WORK INSTRUCTIONS: When you respond, write out each entry exactly as it stands.

RECORDS TO PROCESS:
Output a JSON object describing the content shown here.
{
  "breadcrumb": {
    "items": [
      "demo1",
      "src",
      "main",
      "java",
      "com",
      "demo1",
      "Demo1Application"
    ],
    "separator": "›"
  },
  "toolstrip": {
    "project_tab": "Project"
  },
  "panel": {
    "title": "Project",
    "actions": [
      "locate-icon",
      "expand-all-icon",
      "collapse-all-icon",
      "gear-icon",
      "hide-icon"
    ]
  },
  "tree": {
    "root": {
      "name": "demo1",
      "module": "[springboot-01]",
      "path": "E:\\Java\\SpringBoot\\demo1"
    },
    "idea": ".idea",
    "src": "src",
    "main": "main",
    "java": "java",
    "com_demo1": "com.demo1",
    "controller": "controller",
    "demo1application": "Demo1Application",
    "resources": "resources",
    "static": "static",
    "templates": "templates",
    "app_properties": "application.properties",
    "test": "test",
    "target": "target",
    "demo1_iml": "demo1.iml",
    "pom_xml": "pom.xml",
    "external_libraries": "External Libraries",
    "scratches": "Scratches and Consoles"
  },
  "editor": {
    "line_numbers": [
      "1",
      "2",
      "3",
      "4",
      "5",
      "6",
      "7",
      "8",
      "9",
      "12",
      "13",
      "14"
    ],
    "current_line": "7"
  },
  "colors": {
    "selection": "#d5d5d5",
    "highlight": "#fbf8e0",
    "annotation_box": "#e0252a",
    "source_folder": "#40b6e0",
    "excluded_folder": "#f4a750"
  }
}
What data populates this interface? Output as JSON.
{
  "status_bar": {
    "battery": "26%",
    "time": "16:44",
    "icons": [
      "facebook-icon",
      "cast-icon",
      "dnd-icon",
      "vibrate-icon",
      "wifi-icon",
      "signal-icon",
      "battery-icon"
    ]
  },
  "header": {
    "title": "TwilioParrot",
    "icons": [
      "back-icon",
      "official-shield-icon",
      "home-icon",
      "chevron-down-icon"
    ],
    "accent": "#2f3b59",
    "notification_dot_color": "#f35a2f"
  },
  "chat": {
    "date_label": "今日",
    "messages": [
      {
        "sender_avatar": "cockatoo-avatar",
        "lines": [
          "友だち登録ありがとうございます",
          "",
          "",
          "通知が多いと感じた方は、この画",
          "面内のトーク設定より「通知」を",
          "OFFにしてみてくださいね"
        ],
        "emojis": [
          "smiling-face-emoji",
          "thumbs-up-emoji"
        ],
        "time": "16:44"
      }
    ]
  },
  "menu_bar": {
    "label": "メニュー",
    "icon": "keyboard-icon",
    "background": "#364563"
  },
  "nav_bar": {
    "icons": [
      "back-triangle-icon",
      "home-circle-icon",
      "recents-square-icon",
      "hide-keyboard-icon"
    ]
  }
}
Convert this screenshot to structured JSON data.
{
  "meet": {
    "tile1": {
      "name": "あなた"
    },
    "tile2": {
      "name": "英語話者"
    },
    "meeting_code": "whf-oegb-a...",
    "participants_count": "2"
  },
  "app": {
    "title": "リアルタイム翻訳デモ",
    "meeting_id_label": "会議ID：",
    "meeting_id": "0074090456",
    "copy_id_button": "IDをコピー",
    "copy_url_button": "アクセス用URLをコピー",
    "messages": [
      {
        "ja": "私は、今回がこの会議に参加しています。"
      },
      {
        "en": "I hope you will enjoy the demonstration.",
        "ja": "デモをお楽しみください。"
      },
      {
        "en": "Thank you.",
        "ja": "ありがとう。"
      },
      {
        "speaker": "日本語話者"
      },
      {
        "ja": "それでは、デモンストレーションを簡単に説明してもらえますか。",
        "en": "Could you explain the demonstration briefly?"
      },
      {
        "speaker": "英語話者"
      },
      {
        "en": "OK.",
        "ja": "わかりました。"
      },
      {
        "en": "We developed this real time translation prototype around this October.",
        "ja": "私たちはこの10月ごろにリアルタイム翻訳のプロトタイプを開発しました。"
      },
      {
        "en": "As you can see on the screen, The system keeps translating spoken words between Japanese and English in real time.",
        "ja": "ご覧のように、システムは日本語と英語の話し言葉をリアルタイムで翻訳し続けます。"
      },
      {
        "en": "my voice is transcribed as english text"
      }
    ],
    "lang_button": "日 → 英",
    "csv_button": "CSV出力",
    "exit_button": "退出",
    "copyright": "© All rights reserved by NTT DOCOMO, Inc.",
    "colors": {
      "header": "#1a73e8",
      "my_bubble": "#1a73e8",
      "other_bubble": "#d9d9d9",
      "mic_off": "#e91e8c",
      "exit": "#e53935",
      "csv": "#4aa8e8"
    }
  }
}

SOLVED PROBLEM:
Output a JSON object describing the content shown here.
{
  "breadcrumb": {
    "items": [
      "demo1",
      "src",
      "main",
      "java",
      "com",
      "demo1",
      "Demo1Application"
    ],
    "separator": "›"
  },
  "toolstrip": {
    "project_tab": "Project"
  },
  "panel": {
    "title": "Project",
    "actions": [
      "locate-icon",
      "expand-all-icon",
      "collapse-all-icon",
      "gear-icon",
      "hide-icon"
    ]
  },
  "tree": {
    "root": {
      "name": "demo1",
      "module": "[springboot-01]",
      "path": "E:\\Java\\SpringBoot\\demo1"
    },
    "idea": ".idea",
    "src": "src",
    "main": "main",
    "java": "java",
    "com_demo1": "com.demo1",
    "controller": "controller",
    "demo1application": "Demo1Application",
    "resources": "resources",
    "static": "static",
    "templates": "templates",
    "app_properties": "application.properties",
    "test": "test",
    "target": "target",
    "demo1_iml": "demo1.iml",
    "pom_xml": "pom.xml",
    "external_libraries": "External Libraries",
    "scratches": "Scratches and Consoles"
  },
  "editor": {
    "line_numbers": [
      "1",
      "2",
      "3",
      "4",
      "5",
      "6",
      "7",
      "8",
      "9",
      "12",
      "13",
      "14"
    ],
    "current_line": "7"
  },
  "colors": {
    "selection": "#d5d5d5",
    "highlight": "#fbf8e0",
    "annotation_box": "#e0252a",
    "source_folder": "#40b6e0",
    "excluded_folder": "#f4a750"
  }
}
What data populates this interface? Output as JSON.
{
  "status_bar": {
    "battery": "26%",
    "time": "16:44",
    "icons": [
      "facebook-icon",
      "cast-icon",
      "dnd-icon",
      "vibrate-icon",
      "wifi-icon",
      "signal-icon",
      "battery-icon"
    ]
  },
  "header": {
    "title": "TwilioParrot",
    "icons": [
      "back-icon",
      "official-shield-icon",
      "home-icon",
      "chevron-down-icon"
    ],
    "accent": "#2f3b59",
    "notification_dot_color": "#f35a2f"
  },
  "chat": {
    "date_label": "今日",
    "messages": [
      {
        "sender_avatar": "cockatoo-avatar",
        "lines": [
          "友だち登録ありがとうございます",
          "",
          "",
          "通知が多いと感じた方は、この画",
          "面内のトーク設定より「通知」を",
          "OFFにしてみてくださいね"
        ],
        "emojis": [
          "smiling-face-emoji",
          "thumbs-up-emoji"
        ],
        "time": "16:44"
      }
    ]
  },
  "menu_bar": {
    "label": "メニュー",
    "icon": "keyboard-icon",
    "background": "#364563"
  },
  "nav_bar": {
    "icons": [
      "back-triangle-icon",
      "home-circle-icon",
      "recents-square-icon",
      "hide-keyboard-icon"
    ]
  }
}
Convert this screenshot to structured JSON data.
{
  "meet": {
    "tile1": {
      "name": "あなた"
    },
    "tile2": {
      "name": "英語話者"
    },
    "meeting_code": "whf-oegb-a...",
    "participants_count": "2"
  },
  "app": {
    "title": "リアルタイム翻訳デモ",
    "meeting_id_label": "会議ID：",
    "meeting_id": "0074090456",
    "copy_id_button": "IDをコピー",
    "copy_url_button": "アクセス用URLをコピー",
    "messages": [
      {
        "ja": "私は、今回がこの会議に参加しています。"
      },
      {
        "en": "I hope you will enjoy the demonstration.",
        "ja": "デモをお楽しみください。"
      },
      {
        "en": "Thank you.",
        "ja": "ありがとう。"
      },
      {
        "speaker": "日本語話者"
      },
      {
        "ja": "それでは、デモンストレーションを簡単に説明してもらえますか。",
        "en": "Could you explain the demonstration briefly?"
      },
      {
        "speaker": "英語話者"
      },
      {
        "en": "OK.",
        "ja": "わかりました。"
      },
      {
        "en": "We developed this real time translation prototype around this October.",
        "ja": "私たちはこの10月ごろにリアルタイム翻訳のプロトタイプを開発しました。"
      },
      {
        "en": "As you can see on the screen, The system keeps translating spoken words between Japanese and English in real time.",
        "ja": "ご覧のように、システムは日本語と英語の話し言葉をリアルタイムで翻訳し続けます。"
      },
      {
        "en": "my voice is transcribed as english text"
      }
    ],
    "lang_button": "日 → 英",
    "csv_button": "CSV出力",
    "exit_button": "退出",
    "copyright": "© All rights reserved by NTT DOCOMO, Inc.",
    "colors": {
      "header": "#1a73e8",
      "my_bubble": "#1a73e8",
      "other_bubble": "#d9d9d9",
      "mic_off": "#e91e8c",
      "exit": "#e53935",
      "csv": "#4aa8e8"
    }
  }
}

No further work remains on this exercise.